With four simple ingredients (bread flour, salt, water, and vegetable oil) and some elbow grease, you too can have the noodles of your dreams. Here’s what I learned. 

1. For the chewiest noodles, use bread flour.

Our biang biang noodle recipe makes it clear, but don't be tempted to use all-purpose flour. The high protein content in bread flour is key here. It helps develop a strong gluten structure to give the noodles the right chewy texture. A 12 to 14 percent protein content makes bigger, stronger gluten molecules than you can get from a softer flour like all-purpose. And all that stretch translates into chewier noodles.   

2. There are many methods of mixing noodle dough.

The recipe calls for making the dough in a stand mixer or a food processor. The only mixing tools I had were my hands. And it worked!

If you're in the same boat, be prepared to knead by hand for upwards of 20 minutes, until you get a smooth, satiny dough that feels good in your hands. (Watch the video above to see what the dough should look like.) If it becomes too tough to work with, cover it and let it rest for a few minutes before continuing to knead. Again: Trust me, it's worth it.

3. Don't underestimate the importance of rest.

Let the dough rest. I repeat: Let. It. Rest. The gluten has a chance to relax (and you can, too). The overnight rest is vital to maximizing the stretchiness of the noodles. When you remove the dough from the fridge, separate the dough into smaller pieces, cover them, and rest them again. This brings the dough to room temperature and further relaxes that gluten, making stretching a breeze.

4. Pull, slap, and tear with confidence (and loosen up).

This is where you will know if you followed the steps properly, and let’s just say my first batch was a disaster. The dough tore in places before it was half the length needed for separating, and thick blobs of dough formed at the ends of the noodles as I pulled them. I was encouraged by colleagues who'd made this recipe who told me to go slow as I got the hang of it (and assured me that no matter what the noodles looked like, they would still taste great).

Before I started my second batch, I checked in with Jason Wang about my technique, and he told me I was grasping onto the ends a little too hard.

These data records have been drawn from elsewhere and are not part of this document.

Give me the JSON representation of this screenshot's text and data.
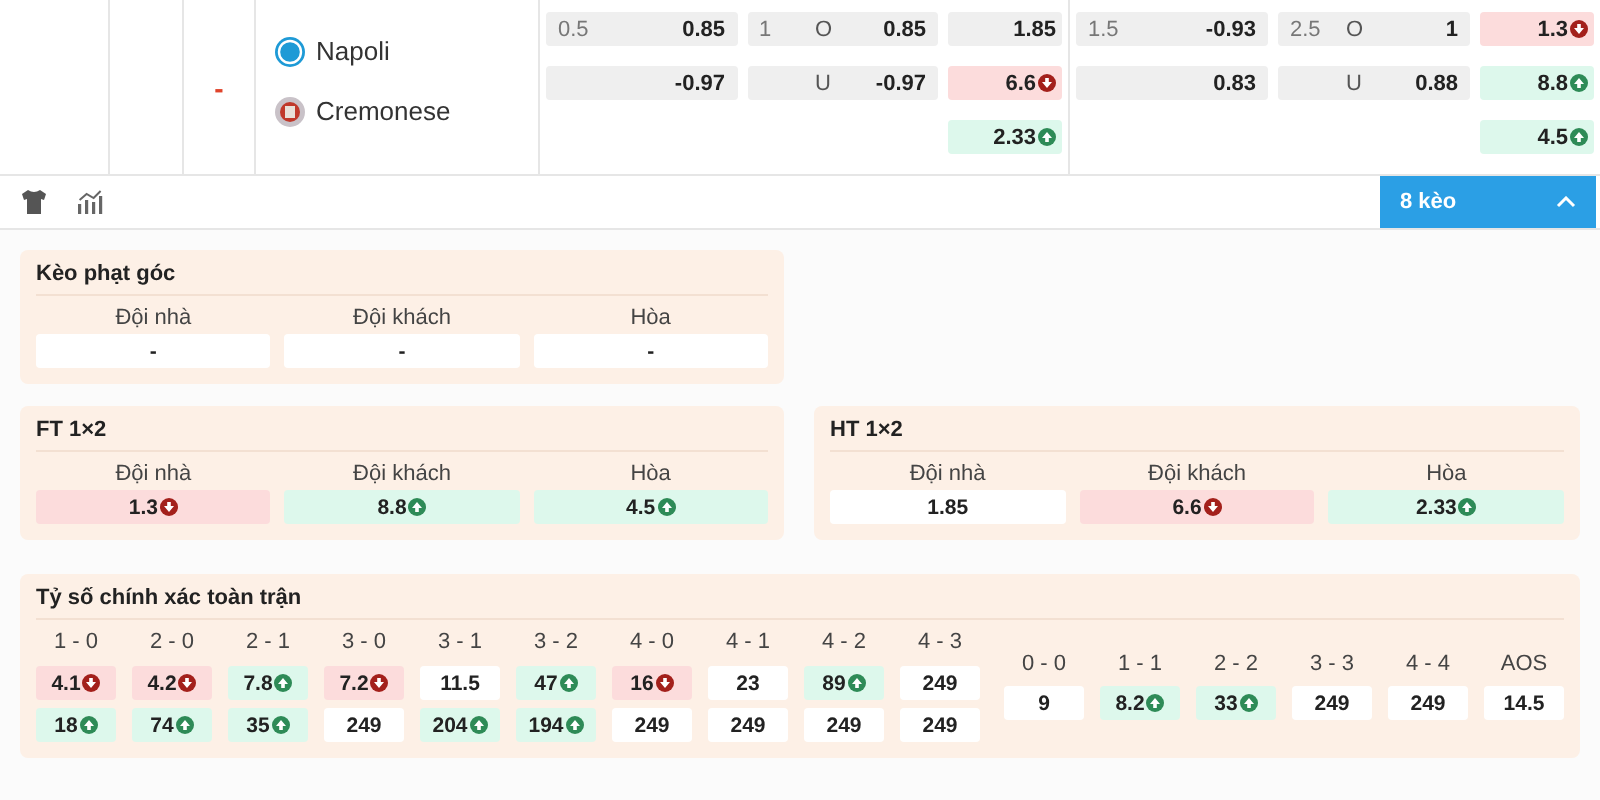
{
  "match": {
    "score": "-",
    "home": {
      "name": "Napoli",
      "kind": "napoli"
    },
    "away": {
      "name": "Cremonese",
      "kind": "cremonese"
    },
    "odds_groups": [
      {
        "handicap": [
          {
            "line": "0.5",
            "value": "0.85"
          },
          {
            "value": "-0.97"
          }
        ],
        "over_under": [
          {
            "line": "1",
            "side": "O",
            "value": "0.85"
          },
          {
            "side": "U",
            "value": "-0.97"
          }
        ],
        "one_x_two": [
          {
            "value": "1.85",
            "kind": "plain"
          },
          {
            "value": "6.6",
            "kind": "down"
          },
          {
            "value": "2.33",
            "kind": "up"
          }
        ]
      },
      {
        "handicap": [
          {
            "line": "1.5",
            "value": "-0.93"
          },
          {
            "value": "0.83"
          }
        ],
        "over_under": [
          {
            "line": "2.5",
            "side": "O",
            "value": "1"
          },
          {
            "side": "U",
            "value": "0.88"
          }
        ],
        "one_x_two": [
          {
            "value": "1.3",
            "kind": "down"
          },
          {
            "value": "8.8",
            "kind": "up"
          },
          {
            "value": "4.5",
            "kind": "up"
          }
        ]
      }
    ]
  },
  "toolbar": {
    "expand_button": {
      "label": "8 kèo",
      "expanded": true
    }
  },
  "markets": [
    {
      "title": "Kèo phạt góc",
      "columns": [
        {
          "label": "Đội nhà",
          "value": "-",
          "kind": "plain"
        },
        {
          "label": "Đội khách",
          "value": "-",
          "kind": "plain"
        },
        {
          "label": "Hòa",
          "value": "-",
          "kind": "plain"
        }
      ]
    },
    {
      "title": "FT 1×2",
      "columns": [
        {
          "label": "Đội nhà",
          "value": "1.3",
          "kind": "down"
        },
        {
          "label": "Đội khách",
          "value": "8.8",
          "kind": "up"
        },
        {
          "label": "Hòa",
          "value": "4.5",
          "kind": "up"
        }
      ]
    },
    {
      "title": "HT 1×2",
      "columns": [
        {
          "label": "Đội nhà",
          "value": "1.85",
          "kind": "plain"
        },
        {
          "label": "Đội khách",
          "value": "6.6",
          "kind": "down"
        },
        {
          "label": "Hòa",
          "value": "2.33",
          "kind": "up"
        }
      ]
    }
  ],
  "correct_score": {
    "title": "Tỷ số chính xác toàn trận",
    "wins": [
      {
        "score": "1 - 0",
        "odds": [
          {
            "value": "4.1",
            "kind": "down"
          },
          {
            "value": "18",
            "kind": "up"
          }
        ]
      },
      {
        "score": "2 - 0",
        "odds": [
          {
            "value": "4.2",
            "kind": "down"
          },
          {
            "value": "74",
            "kind": "up"
          }
        ]
      },
      {
        "score": "2 - 1",
        "odds": [
          {
            "value": "7.8",
            "kind": "up"
          },
          {
            "value": "35",
            "kind": "up"
          }
        ]
      },
      {
        "score": "3 - 0",
        "odds": [
          {
            "value": "7.2",
            "kind": "down"
          },
          {
            "value": "249",
            "kind": "plain"
          }
        ]
      },
      {
        "score": "3 - 1",
        "odds": [
          {
            "value": "11.5",
            "kind": "plain"
          },
          {
            "value": "204",
            "kind": "up"
          }
        ]
      },
      {
        "score": "3 - 2",
        "odds": [
          {
            "value": "47",
            "kind": "up"
          },
          {
            "value": "194",
            "kind": "up"
          }
        ]
      },
      {
        "score": "4 - 0",
        "odds": [
          {
            "value": "16",
            "kind": "down"
          },
          {
            "value": "249",
            "kind": "plain"
          }
        ]
      },
      {
        "score": "4 - 1",
        "odds": [
          {
            "value": "23",
            "kind": "plain"
          },
          {
            "value": "249",
            "kind": "plain"
          }
        ]
      },
      {
        "score": "4 - 2",
        "odds": [
          {
            "value": "89",
            "kind": "up"
          },
          {
            "value": "249",
            "kind": "plain"
          }
        ]
      },
      {
        "score": "4 - 3",
        "odds": [
          {
            "value": "249",
            "kind": "plain"
          },
          {
            "value": "249",
            "kind": "plain"
          }
        ]
      }
    ],
    "draws": [
      {
        "score": "0 - 0",
        "odds": [
          {
            "value": "9",
            "kind": "plain"
          }
        ]
      },
      {
        "score": "1 - 1",
        "odds": [
          {
            "value": "8.2",
            "kind": "up"
          }
        ]
      },
      {
        "score": "2 - 2",
        "odds": [
          {
            "value": "33",
            "kind": "up"
          }
        ]
      },
      {
        "score": "3 - 3",
        "odds": [
          {
            "value": "249",
            "kind": "plain"
          }
        ]
      },
      {
        "score": "4 - 4",
        "odds": [
          {
            "value": "249",
            "kind": "plain"
          }
        ]
      },
      {
        "score": "AOS",
        "odds": [
          {
            "value": "14.5",
            "kind": "plain"
          }
        ]
      }
    ]
  }
}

I needed to loosen up.

“The ends of the dough should be held like a hot potato . . . you don't want to hold on too tightly where your fingers will make indents,” he said. “This way when you pull, the dough actually leaves your hands and thins out.” 

slapping and stretching noodle dougha gif of pulling noodles

After a few more attempts, as I loosened my grip and I got into a more fluid motion, my noodle pulling began to improve. I was pretty impressed, if I do say so myself. And as you tear the noodles, don’t worry if the edges look imperfect. That’s part of the noodles’ charm! Sauces and vinaigrettes cling to those raggedy edges, so you can enjoy a distinctly luscious eating experience. (More on that in a minute.)

Hand-pulled noodles, ready to cook
My hand-pulled noodles, right before being boiled

5. Keep your surface oiled and your dough covered.

To prevent sticking and to keep the dough supple, be sure to use vegetable oil on your countertop and on the top of the dough. Remember to cover the pieces you’re not using with plastic wrap. I forgot this step when pulling my second batch of noodles and noticed cracks forming on the edges as I pulled and separated them. They didn’t stretch as well or get as thin as I would have liked. 

6. Hand-pulled noodles are a blank slate.

After cooking the noodles for just a couple minutes in boiling water, I had tender, chewy, and perfectly cooked noodles ready for slurping. For the sauce, I followed our recipe and tossed them in a chili oil vinaigrette, but the sauce possibilities really are endless here. Cooks have commented on the recipe page that they added chili crisp or tossed them in this Ginger-Scallion Everything Sauce. As for Wang's favorite way to eat them?

“At this moment I enjoy having them with our spicy cumin lamb, which is not traditionally enjoyed with noodles,” he said. “But of course hot oil–seared is the most original version.” You can never go wrong with the classics.

 Give it a try. I believe in you.